-- WHAT YOU SHOULD DO --
Work out how many lines in the records include the word "title", then answer with nothing but that number.

-- DATA FOR REVIEW --
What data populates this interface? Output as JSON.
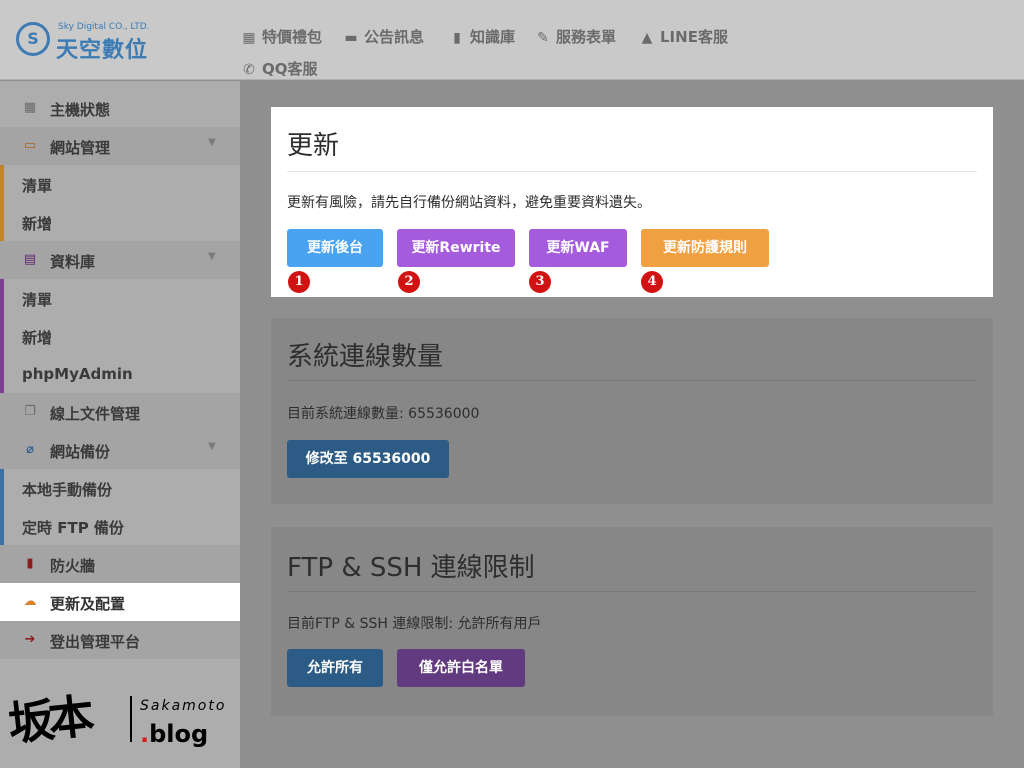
{
  "brand": {
    "name_en": "Sky Digital CO., LTD.",
    "name_zh": "天空數位",
    "mark": "S"
  },
  "topnav": {
    "items": [
      {
        "label": "特價禮包",
        "icon": "gift-icon"
      },
      {
        "label": "公告訊息",
        "icon": "comment-icon"
      },
      {
        "label": "知識庫",
        "icon": "book-icon"
      },
      {
        "label": "服務表單",
        "icon": "pencil-icon"
      },
      {
        "label": "LINE客服",
        "icon": "bell-icon"
      },
      {
        "label": "QQ客服",
        "icon": "phone-icon"
      }
    ]
  },
  "sidebar": {
    "items": [
      {
        "label": "主機狀態",
        "icon": "dashboard-icon"
      },
      {
        "label": "網站管理",
        "icon": "web-icon"
      },
      {
        "label": "清單"
      },
      {
        "label": "新增"
      },
      {
        "label": "資料庫",
        "icon": "database-icon"
      },
      {
        "label": "清單"
      },
      {
        "label": "新增"
      },
      {
        "label": "phpMyAdmin"
      },
      {
        "label": "線上文件管理",
        "icon": "files-icon"
      },
      {
        "label": "網站備份",
        "icon": "paperclip-icon"
      },
      {
        "label": "本地手動備份"
      },
      {
        "label": "定時 FTP 備份"
      },
      {
        "label": "防火牆",
        "icon": "clipboard-icon"
      },
      {
        "label": "更新及配置",
        "icon": "cloud-download-icon"
      },
      {
        "label": "登出管理平台",
        "icon": "sign-out-icon"
      }
    ]
  },
  "update_card": {
    "title": "更新",
    "notice": "更新有風險，請先自行備份網站資料，避免重要資料遺失。",
    "buttons": [
      {
        "label": "更新後台",
        "color": "#4aa3f0",
        "marker": "1"
      },
      {
        "label": "更新Rewrite",
        "color": "#a55cdc",
        "marker": "2"
      },
      {
        "label": "更新WAF",
        "color": "#a55cdc",
        "marker": "3"
      },
      {
        "label": "更新防護規則",
        "color": "#f0a040",
        "marker": "4"
      }
    ]
  },
  "connections_card": {
    "title": "系統連線數量",
    "current_text": "目前系統連線數量: 65536000",
    "button_label": "修改至 65536000"
  },
  "ftp_card": {
    "title": "FTP & SSH 連線限制",
    "current_text": "目前FTP & SSH 連線限制: 允許所有用戶",
    "allow_all_label": "允許所有",
    "whitelist_label": "僅允許白名單"
  },
  "watermark": {
    "zh": "坂本",
    "en": "Sakamoto",
    "blog_dot": ".",
    "blog": "blog"
  },
  "colors": {
    "accent_blue": "#4aa3f0",
    "accent_purple": "#a55cdc",
    "accent_orange": "#f0a040",
    "marker_red": "#d11212"
  }
}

-- EXERCISE SOLUTION --
3